BRIEF.
In the answer, each entry below appears exactly as given, and no picture appears at all.

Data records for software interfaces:
»»

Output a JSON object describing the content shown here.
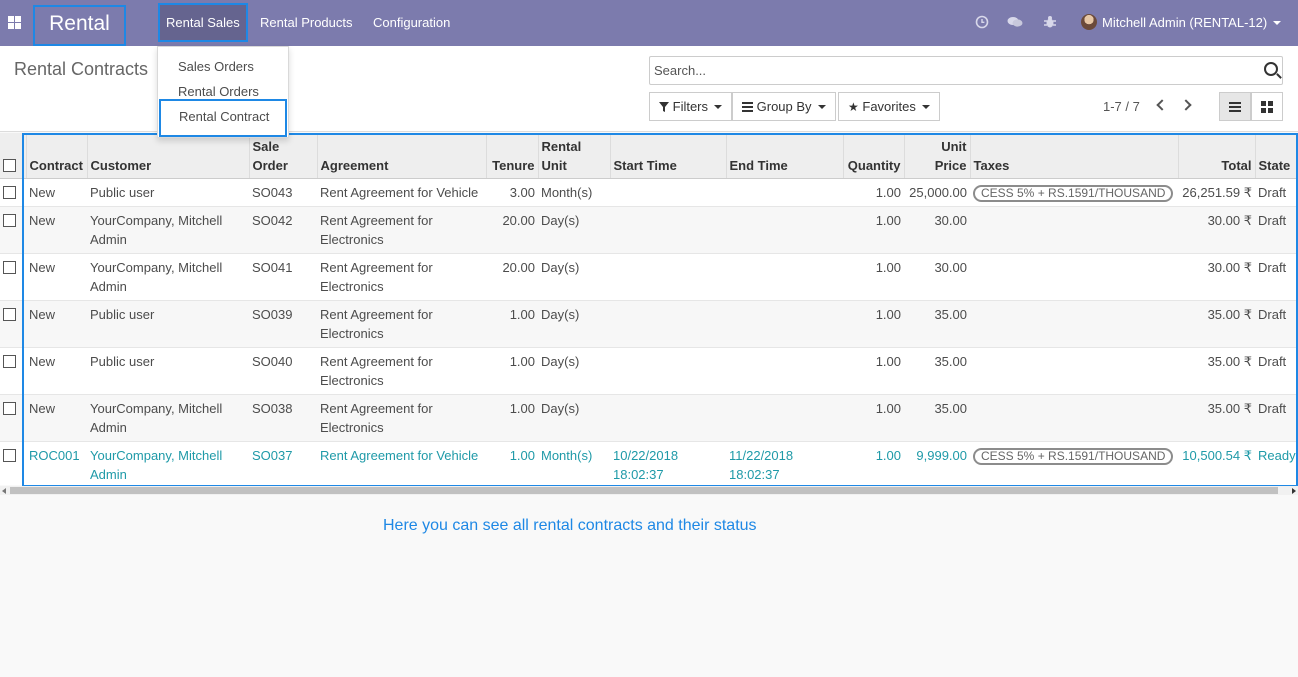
{
  "navbar": {
    "brand": "Rental",
    "menus": [
      "Rental Sales",
      "Rental Products",
      "Configuration"
    ],
    "user": "Mitchell Admin (RENTAL-12)"
  },
  "dropdown": {
    "items": [
      "Sales Orders",
      "Rental Orders",
      "Rental Contract"
    ]
  },
  "control_panel": {
    "title": "Rental Contracts",
    "search_placeholder": "Search...",
    "filters_label": "Filters",
    "groupby_label": "Group By",
    "favorites_label": "Favorites",
    "pager": "1-7 / 7"
  },
  "table": {
    "headers": {
      "contract": "Contract",
      "customer": "Customer",
      "sale_order_1": "Sale",
      "sale_order_2": "Order",
      "agreement": "Agreement",
      "tenure": "Tenure",
      "rental_unit_1": "Rental",
      "rental_unit_2": "Unit",
      "start_time": "Start Time",
      "end_time": "End Time",
      "quantity": "Quantity",
      "unit_price_1": "Unit",
      "unit_price_2": "Price",
      "taxes": "Taxes",
      "total": "Total",
      "state": "State"
    },
    "rows": [
      {
        "contract": "New",
        "customer": "Public user",
        "order": "SO043",
        "agreement": "Rent Agreement for Vehicle",
        "tenure": "3.00",
        "unit": "Month(s)",
        "start": "",
        "end": "",
        "qty": "1.00",
        "price": "25,000.00",
        "tax": "CESS 5% + RS.1591/THOUSAND",
        "total": "26,251.59 ₹",
        "state": "Draft"
      },
      {
        "contract": "New",
        "customer": "YourCompany, Mitchell Admin",
        "order": "SO042",
        "agreement": "Rent Agreement for Electronics",
        "tenure": "20.00",
        "unit": "Day(s)",
        "start": "",
        "end": "",
        "qty": "1.00",
        "price": "30.00",
        "tax": "",
        "total": "30.00 ₹",
        "state": "Draft"
      },
      {
        "contract": "New",
        "customer": "YourCompany, Mitchell Admin",
        "order": "SO041",
        "agreement": "Rent Agreement for Electronics",
        "tenure": "20.00",
        "unit": "Day(s)",
        "start": "",
        "end": "",
        "qty": "1.00",
        "price": "30.00",
        "tax": "",
        "total": "30.00 ₹",
        "state": "Draft"
      },
      {
        "contract": "New",
        "customer": "Public user",
        "order": "SO039",
        "agreement": "Rent Agreement for Electronics",
        "tenure": "1.00",
        "unit": "Day(s)",
        "start": "",
        "end": "",
        "qty": "1.00",
        "price": "35.00",
        "tax": "",
        "total": "35.00 ₹",
        "state": "Draft"
      },
      {
        "contract": "New",
        "customer": "Public user",
        "order": "SO040",
        "agreement": "Rent Agreement for Electronics",
        "tenure": "1.00",
        "unit": "Day(s)",
        "start": "",
        "end": "",
        "qty": "1.00",
        "price": "35.00",
        "tax": "",
        "total": "35.00 ₹",
        "state": "Draft"
      },
      {
        "contract": "New",
        "customer": "YourCompany, Mitchell Admin",
        "order": "SO038",
        "agreement": "Rent Agreement for Electronics",
        "tenure": "1.00",
        "unit": "Day(s)",
        "start": "",
        "end": "",
        "qty": "1.00",
        "price": "35.00",
        "tax": "",
        "total": "35.00 ₹",
        "state": "Draft"
      },
      {
        "contract": "ROC001",
        "customer": "YourCompany, Mitchell Admin",
        "order": "SO037",
        "agreement": "Rent Agreement for Vehicle",
        "tenure": "1.00",
        "unit": "Month(s)",
        "start": "10/22/2018 18:02:37",
        "end": "11/22/2018 18:02:37",
        "qty": "1.00",
        "price": "9,999.00",
        "tax": "CESS 5% + RS.1591/THOUSAND",
        "total": "10,500.54 ₹",
        "state": "Ready"
      }
    ]
  },
  "caption": "Here you can see all rental contracts and their status",
  "colors": {
    "navbar": "#7c7bad",
    "highlight": "#1e88e5",
    "ready_row": "#1f9aa8"
  }
}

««

ANSWER BOX.
Output a JSON object describing the content shown here.
{
  "navbar": {
    "brand": "Rental",
    "menus": [
      "Rental Sales",
      "Rental Products",
      "Configuration"
    ],
    "user": "Mitchell Admin (RENTAL-12)"
  },
  "dropdown": {
    "items": [
      "Sales Orders",
      "Rental Orders",
      "Rental Contract"
    ]
  },
  "control_panel": {
    "title": "Rental Contracts",
    "search_placeholder": "Search...",
    "filters_label": "Filters",
    "groupby_label": "Group By",
    "favorites_label": "Favorites",
    "pager": "1-7 / 7"
  },
  "table": {
    "headers": {
      "contract": "Contract",
      "customer": "Customer",
      "sale_order_1": "Sale",
      "sale_order_2": "Order",
      "agreement": "Agreement",
      "tenure": "Tenure",
      "rental_unit_1": "Rental",
      "rental_unit_2": "Unit",
      "start_time": "Start Time",
      "end_time": "End Time",
      "quantity": "Quantity",
      "unit_price_1": "Unit",
      "unit_price_2": "Price",
      "taxes": "Taxes",
      "total": "Total",
      "state": "State"
    },
    "rows": [
      {
        "contract": "New",
        "customer": "Public user",
        "order": "SO043",
        "agreement": "Rent Agreement for Vehicle",
        "tenure": "3.00",
        "unit": "Month(s)",
        "start": "",
        "end": "",
        "qty": "1.00",
        "price": "25,000.00",
        "tax": "CESS 5% + RS.1591/THOUSAND",
        "total": "26,251.59 ₹",
        "state": "Draft"
      },
      {
        "contract": "New",
        "customer": "YourCompany, Mitchell Admin",
        "order": "SO042",
        "agreement": "Rent Agreement for Electronics",
        "tenure": "20.00",
        "unit": "Day(s)",
        "start": "",
        "end": "",
        "qty": "1.00",
        "price": "30.00",
        "tax": "",
        "total": "30.00 ₹",
        "state": "Draft"
      },
      {
        "contract": "New",
        "customer": "YourCompany, Mitchell Admin",
        "order": "SO041",
        "agreement": "Rent Agreement for Electronics",
        "tenure": "20.00",
        "unit": "Day(s)",
        "start": "",
        "end": "",
        "qty": "1.00",
        "price": "30.00",
        "tax": "",
        "total": "30.00 ₹",
        "state": "Draft"
      },
      {
        "contract": "New",
        "customer": "Public user",
        "order": "SO039",
        "agreement": "Rent Agreement for Electronics",
        "tenure": "1.00",
        "unit": "Day(s)",
        "start": "",
        "end": "",
        "qty": "1.00",
        "price": "35.00",
        "tax": "",
        "total": "35.00 ₹",
        "state": "Draft"
      },
      {
        "contract": "New",
        "customer": "Public user",
        "order": "SO040",
        "agreement": "Rent Agreement for Electronics",
        "tenure": "1.00",
        "unit": "Day(s)",
        "start": "",
        "end": "",
        "qty": "1.00",
        "price": "35.00",
        "tax": "",
        "total": "35.00 ₹",
        "state": "Draft"
      },
      {
        "contract": "New",
        "customer": "YourCompany, Mitchell Admin",
        "order": "SO038",
        "agreement": "Rent Agreement for Electronics",
        "tenure": "1.00",
        "unit": "Day(s)",
        "start": "",
        "end": "",
        "qty": "1.00",
        "price": "35.00",
        "tax": "",
        "total": "35.00 ₹",
        "state": "Draft"
      },
      {
        "contract": "ROC001",
        "customer": "YourCompany, Mitchell Admin",
        "order": "SO037",
        "agreement": "Rent Agreement for Vehicle",
        "tenure": "1.00",
        "unit": "Month(s)",
        "start": "10/22/2018 18:02:37",
        "end": "11/22/2018 18:02:37",
        "qty": "1.00",
        "price": "9,999.00",
        "tax": "CESS 5% + RS.1591/THOUSAND",
        "total": "10,500.54 ₹",
        "state": "Ready"
      }
    ]
  },
  "caption": "Here you can see all rental contracts and their status",
  "colors": {
    "navbar": "#7c7bad",
    "highlight": "#1e88e5",
    "ready_row": "#1f9aa8"
  }
}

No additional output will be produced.